Meditation is one sure-fire way to decrease stress levels

Kathy Schwerin, local dharma leader, says meditation can calm the mind.

Kathy Schwerin, local dharma leader, says meditation can calm the mind.


Kathy Schwerin can be reached at 882-4966.

Kathy Schwerin is a long-time practitioner and teacher of meditation. The 18-year marriage and family therapist is active in the Dharma Zephyr, a local Buddhist meditation group. She received her instructional training at the Spirit Rock Meditation Center, and is considered a dharma leader (teacher). She says meditation is not equal to a quiet mind, but it’s about training the mind to quiet down. And it’s the training that will bring down anxiety levels and blood pressure.

Does meditation help to relieve stress?

Meditation can help in a number of ways. Number 1 is the fundamental technique of meditation to help quiet the mind. People have probably noticed, particularly when they’re nervous, that their minds start generating more and more thoughts about how to control whatever it is they’re nervous about. Not only does that not work, it actually increases nervousness or anxiety. With meditation we train our minds to quiet down. In training our mind to quiet down, it changes our whole nervous system so that we go into other parts of our brain that aren’t related to the survival parts of our brain, which is what generates all the fear.

I’ve never heard it put that way. It makes sense.

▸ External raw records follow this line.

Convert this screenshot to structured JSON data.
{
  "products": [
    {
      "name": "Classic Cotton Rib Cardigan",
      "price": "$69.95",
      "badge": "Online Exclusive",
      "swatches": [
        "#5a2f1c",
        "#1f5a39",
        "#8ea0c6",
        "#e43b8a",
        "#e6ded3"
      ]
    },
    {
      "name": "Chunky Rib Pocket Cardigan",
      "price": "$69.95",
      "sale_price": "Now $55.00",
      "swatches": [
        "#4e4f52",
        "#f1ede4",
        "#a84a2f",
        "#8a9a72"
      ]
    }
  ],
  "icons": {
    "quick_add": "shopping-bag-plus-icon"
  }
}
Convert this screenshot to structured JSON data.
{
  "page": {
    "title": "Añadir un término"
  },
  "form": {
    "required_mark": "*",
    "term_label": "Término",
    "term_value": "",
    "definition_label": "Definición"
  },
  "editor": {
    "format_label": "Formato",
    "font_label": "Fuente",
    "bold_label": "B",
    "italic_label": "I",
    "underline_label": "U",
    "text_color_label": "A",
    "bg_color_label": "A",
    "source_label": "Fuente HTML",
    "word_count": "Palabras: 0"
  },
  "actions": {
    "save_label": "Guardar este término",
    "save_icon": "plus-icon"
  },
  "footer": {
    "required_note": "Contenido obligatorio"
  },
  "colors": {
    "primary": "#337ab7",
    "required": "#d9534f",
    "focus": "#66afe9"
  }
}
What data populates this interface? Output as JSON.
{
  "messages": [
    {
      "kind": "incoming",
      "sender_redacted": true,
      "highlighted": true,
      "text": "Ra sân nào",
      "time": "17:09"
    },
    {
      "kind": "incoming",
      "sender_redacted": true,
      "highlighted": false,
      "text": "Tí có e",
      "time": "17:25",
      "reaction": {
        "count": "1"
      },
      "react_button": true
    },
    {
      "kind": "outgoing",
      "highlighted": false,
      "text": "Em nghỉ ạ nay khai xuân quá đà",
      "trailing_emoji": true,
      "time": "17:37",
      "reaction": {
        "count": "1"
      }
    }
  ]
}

What’s happening is if we perceive an event as more of a danger, it triggers the brainstem part of our brain, which has to do with survival. The difficulty is, as humans, it’s hard to differentiate, so that anything can kind of look like that even though it may not be a total threat to us. We start operating from that fight or flight part of our brain, the more primitive part of our brain. In other words, we are more evolutionarily wired to scan for danger all the time. That part of the brain is always on alert, it’s always looking.

How often does somebody have to meditate to get the benefit?

I don’t think there is anything that has a number like that attached to it. What we do know is the more you train, the better you get. But I’m a perfect example of someone who’s been meditating for 18 years, and I still don’t meditate on a daily basis, but I go on retreats. What we say is when you’re driving, and you’re stopped at a stop light, you can actually take that minute and meditate. What I mean by that is you can withdraw your attention from all your thoughts, all your worry about, ‘are you going to get there on time,’ and ‘why does the red light only stop for you,’ blah, blah, and you can feel your hands, you can feel your breath, and you can look at the sky, and you can actually be present in that moment for one minute. And that brings benefit. The more you practice it, the easier it is to find those moments all day long.

Do most people need some kind of instruction to learn how to meditate?

Most people think that meditation equals having a quiet mind, and therefore they can’t meditate because they sit down and close their eyes and their minds go bonkers. They do benefit from instruction. It’s just training the mind, it’s not achieving a certain mindspace. … There’s a million places on the web to get instruction. There are lots of wonderful books, all kinds of meditation groups. Classes. But the simplest thing is to sit down for five minutes or as long as you can, bring awareness to your breathing, every time you realize your mind has wandered off, which it will do, bring it back to your breath—over and over and over again.